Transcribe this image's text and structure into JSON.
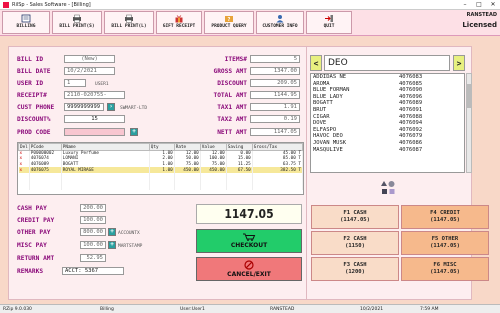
{
  "window": {
    "title": "RilSp - Sales Software - [Billing]"
  },
  "brand": {
    "line1": "RANSTEAD",
    "line2": "Licensed"
  },
  "toolbar": [
    {
      "label": "BILLING",
      "icon": "billing-icon"
    },
    {
      "label": "BILL PRINT(S)",
      "icon": "printer-icon"
    },
    {
      "label": "BILL PRINT(L)",
      "icon": "printer-icon"
    },
    {
      "label": "GIFT RECEIPT",
      "icon": "gift-icon"
    },
    {
      "label": "PRODUCT QUERY",
      "icon": "query-icon"
    },
    {
      "label": "CUSTOMER INFO",
      "icon": "customer-icon"
    },
    {
      "label": "QUIT",
      "icon": "quit-icon"
    }
  ],
  "form": {
    "bill_id": {
      "label": "BILL ID",
      "value": "(New)"
    },
    "bill_date": {
      "label": "BILL DATE",
      "value": "10/2/2021"
    },
    "user_id": {
      "label": "USER ID",
      "value": "1",
      "side": "USER1"
    },
    "receipt": {
      "label": "RECEIPT#",
      "value": "2110-020755-"
    },
    "cust_phone": {
      "label": "CUST PHONE",
      "value": "9999999999",
      "side": "SWMART-LTD"
    },
    "discount_pct": {
      "label": "DISCOUNT%",
      "value": "15"
    },
    "prod_code": {
      "label": "PROD CODE",
      "value": ""
    }
  },
  "summary": {
    "items": {
      "label": "ITEMS#",
      "value": "5"
    },
    "gross": {
      "label": "GROSS AMT",
      "value": "1347.00"
    },
    "discount": {
      "label": "DISCOUNT",
      "value": "209.05"
    },
    "total": {
      "label": "TOTAL AMT",
      "value": "1144.95"
    },
    "tax1": {
      "label": "TAX1 AMT",
      "value": "1.91"
    },
    "tax2": {
      "label": "TAX2 AMT",
      "value": "0.19"
    },
    "nett": {
      "label": "NETT AMT",
      "value": "1147.05"
    }
  },
  "grid": {
    "headers": [
      "Del",
      "PCode",
      "PName",
      "Qty",
      "Rate",
      "Value",
      "Saving",
      "Gross/Tax"
    ],
    "rows": [
      [
        "x",
        "P00000002",
        "Luxury Perfume",
        "1.00",
        "12.00",
        "12.00",
        "0.00",
        "45.00 T"
      ],
      [
        "x",
        "4076074",
        "LOMANI",
        "2.00",
        "50.00",
        "100.00",
        "15.00",
        "85.00 T"
      ],
      [
        "x",
        "4076089",
        "BOGATT",
        "1.00",
        "75.00",
        "75.00",
        "11.25",
        "63.75 T"
      ],
      [
        "x",
        "4076075",
        "ROYAL MIRAGE",
        "1.00",
        "450.00",
        "450.00",
        "67.50",
        "382.50 T"
      ]
    ]
  },
  "payments": {
    "cash": {
      "label": "CASH PAY",
      "value": "200.00"
    },
    "credit": {
      "label": "CREDIT PAY",
      "value": "100.00"
    },
    "other": {
      "label": "OTHER PAY",
      "value": "800.00",
      "side": "ACCOUNTX"
    },
    "misc": {
      "label": "MISC PAY",
      "value": "100.00",
      "side": "MARTSTAMP"
    },
    "return": {
      "label": "RETURN AMT",
      "value": "52.95"
    },
    "remarks": {
      "label": "REMARKS",
      "value": "ACCT: 5367"
    }
  },
  "grand_total": "1147.05",
  "buttons": {
    "checkout": "CHECKOUT",
    "cancel": "CANCEL/EXIT"
  },
  "search": {
    "value": "DEO",
    "prev": "<",
    "next": ">"
  },
  "products": [
    {
      "name": "ADDIDAS NE",
      "code": "4076083"
    },
    {
      "name": "AROMA",
      "code": "4076085"
    },
    {
      "name": "BLUE FORMAN",
      "code": "4076090"
    },
    {
      "name": "BLUE LADY",
      "code": "4076096"
    },
    {
      "name": "BOGATT",
      "code": "4076089"
    },
    {
      "name": "BRUT",
      "code": "4076091"
    },
    {
      "name": "CIGAR",
      "code": "4076088"
    },
    {
      "name": "DOVE",
      "code": "4076094"
    },
    {
      "name": "ELFASPO",
      "code": "4076092"
    },
    {
      "name": "HAVOC DEO",
      "code": "4076079"
    },
    {
      "name": "JOVAN MUSK",
      "code": "4076086"
    },
    {
      "name": "MASQULIVE",
      "code": "4076087"
    }
  ],
  "fkeys": [
    {
      "key": "F1 CASH",
      "amt": "(1147.05)",
      "color": "#f9dcc8"
    },
    {
      "key": "F4 CREDIT",
      "amt": "(1147.05)",
      "color": "#f6b98c"
    },
    {
      "key": "F2 CASH",
      "amt": "(1150)",
      "color": "#f9dcc8"
    },
    {
      "key": "F5 OTHER",
      "amt": "(1147.05)",
      "color": "#f6b98c"
    },
    {
      "key": "F3 CASH",
      "amt": "(1200)",
      "color": "#f9dcc8"
    },
    {
      "key": "F6 MISC",
      "amt": "(1147.05)",
      "color": "#f6b98c"
    }
  ],
  "status": {
    "version": "RZip 9.0.030",
    "module": "Billing",
    "user": "User:User1",
    "store": "RANSTEAD",
    "date": "10/2/2021",
    "time": "7:59 AM"
  }
}
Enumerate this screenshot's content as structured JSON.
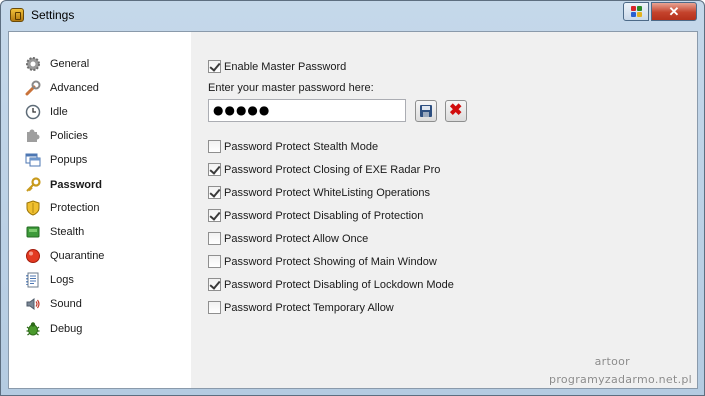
{
  "window": {
    "title": "Settings",
    "close_symbol": "✕"
  },
  "sidebar": {
    "items": [
      {
        "label": "General",
        "icon": "gear-icon",
        "active": false
      },
      {
        "label": "Advanced",
        "icon": "wrench-icon",
        "active": false
      },
      {
        "label": "Idle",
        "icon": "clock-icon",
        "active": false
      },
      {
        "label": "Policies",
        "icon": "puzzle-icon",
        "active": false
      },
      {
        "label": "Popups",
        "icon": "window-icon",
        "active": false
      },
      {
        "label": "Password",
        "icon": "key-icon",
        "active": true
      },
      {
        "label": "Protection",
        "icon": "shield-icon",
        "active": false
      },
      {
        "label": "Stealth",
        "icon": "stealth-icon",
        "active": false
      },
      {
        "label": "Quarantine",
        "icon": "quarantine-icon",
        "active": false
      },
      {
        "label": "Logs",
        "icon": "document-icon",
        "active": false
      },
      {
        "label": "Sound",
        "icon": "speaker-icon",
        "active": false
      },
      {
        "label": "Debug",
        "icon": "bug-icon",
        "active": false
      }
    ]
  },
  "password": {
    "enable_label": "Enable Master Password",
    "enable_checked": true,
    "prompt": "Enter your master password here:",
    "value": "●●●●●",
    "options": [
      {
        "label": "Password Protect Stealth Mode",
        "checked": false
      },
      {
        "label": "Password Protect Closing of EXE Radar Pro",
        "checked": true
      },
      {
        "label": "Password Protect WhiteListing Operations",
        "checked": true
      },
      {
        "label": "Password Protect Disabling of Protection",
        "checked": true
      },
      {
        "label": "Password Protect Allow Once",
        "checked": false
      },
      {
        "label": "Password Protect Showing of Main Window",
        "checked": false
      },
      {
        "label": "Password Protect Disabling of Lockdown Mode",
        "checked": true
      },
      {
        "label": "Password Protect Temporary Allow",
        "checked": false
      }
    ]
  },
  "watermark": {
    "line1": "artoor",
    "line2": "programyzadarmo.net.pl"
  }
}
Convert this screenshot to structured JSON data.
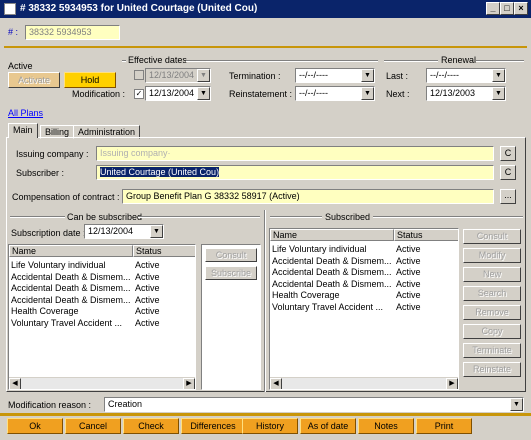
{
  "window": {
    "title": "# 38332 5934953 for United Courtage (United Cou)",
    "min": "_",
    "max": "□",
    "close": "×"
  },
  "header": {
    "hash_label": "# :",
    "number": "38332 5934953"
  },
  "active": {
    "label": "Active",
    "activate_btn": "Activate",
    "hold_btn": "Hold"
  },
  "effective": {
    "group_label": "Effective dates",
    "date1": "12/13/2004",
    "modification_label": "Modification :",
    "date2": "12/13/2004",
    "termination_label": "Termination :",
    "termination_value": "--/--/----",
    "reinstatement_label": "Reinstatement :",
    "reinstatement_value": "--/--/----"
  },
  "renewal": {
    "group_label": "Renewal",
    "last_label": "Last :",
    "last_value": "--/--/----",
    "next_label": "Next :",
    "next_value": "12/13/2003"
  },
  "all_plans": "All Plans",
  "tabs": [
    "Main",
    "Billing",
    "Administration"
  ],
  "main": {
    "issuing_label": "Issuing company :",
    "issuing_placeholder": "Issuing company·",
    "subscriber_label": "Subscriber :",
    "subscriber_value": "United Courtage (United Cou)",
    "compensation_label": "Compensation of contract :",
    "compensation_value": "Group Benefit Plan G 38332 58917 (Active)",
    "c_btn": "C",
    "ellipsis_btn": "..."
  },
  "can_subscribe": {
    "group_label": "Can be subscribed",
    "date_label": "Subscription date :",
    "date_value": "12/13/2004",
    "col_name": "Name",
    "col_status": "Status",
    "rows": [
      {
        "name": "Life Voluntary individual",
        "status": "Active"
      },
      {
        "name": "Accidental Death & Dismem...",
        "status": "Active"
      },
      {
        "name": "Accidental Death & Dismem...",
        "status": "Active"
      },
      {
        "name": "Accidental Death & Dismem...",
        "status": "Active"
      },
      {
        "name": "Health Coverage",
        "status": "Active"
      },
      {
        "name": "Voluntary Travel Accident ...",
        "status": "Active"
      }
    ],
    "consult_btn": "Consult",
    "subscribe_btn": "Subscribe"
  },
  "subscribed": {
    "group_label": "Subscribed",
    "col_name": "Name",
    "col_status": "Status",
    "rows": [
      {
        "name": "Life Voluntary individual",
        "status": "Active"
      },
      {
        "name": "Accidental Death & Dismem...",
        "status": "Active"
      },
      {
        "name": "Accidental Death & Dismem...",
        "status": "Active"
      },
      {
        "name": "Accidental Death & Dismem...",
        "status": "Active"
      },
      {
        "name": "Health Coverage",
        "status": "Active"
      },
      {
        "name": "Voluntary Travel Accident ...",
        "status": "Active"
      }
    ],
    "buttons": [
      "Consult",
      "Modify",
      "New",
      "Search",
      "Remove",
      "Copy",
      "Terminate",
      "Reinstate"
    ]
  },
  "modification": {
    "label": "Modification reason :",
    "value": "Creation"
  },
  "footer": [
    "Ok",
    "Cancel",
    "Check",
    "Differences",
    "History",
    "As of date",
    "Notes",
    "Print"
  ]
}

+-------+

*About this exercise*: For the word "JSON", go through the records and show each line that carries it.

*Solution to the problem*:
Transcribe this image's text and structure into JSON.
Enumerate this screenshot's content as structured JSON.
Convert this screenshot to structured JSON data.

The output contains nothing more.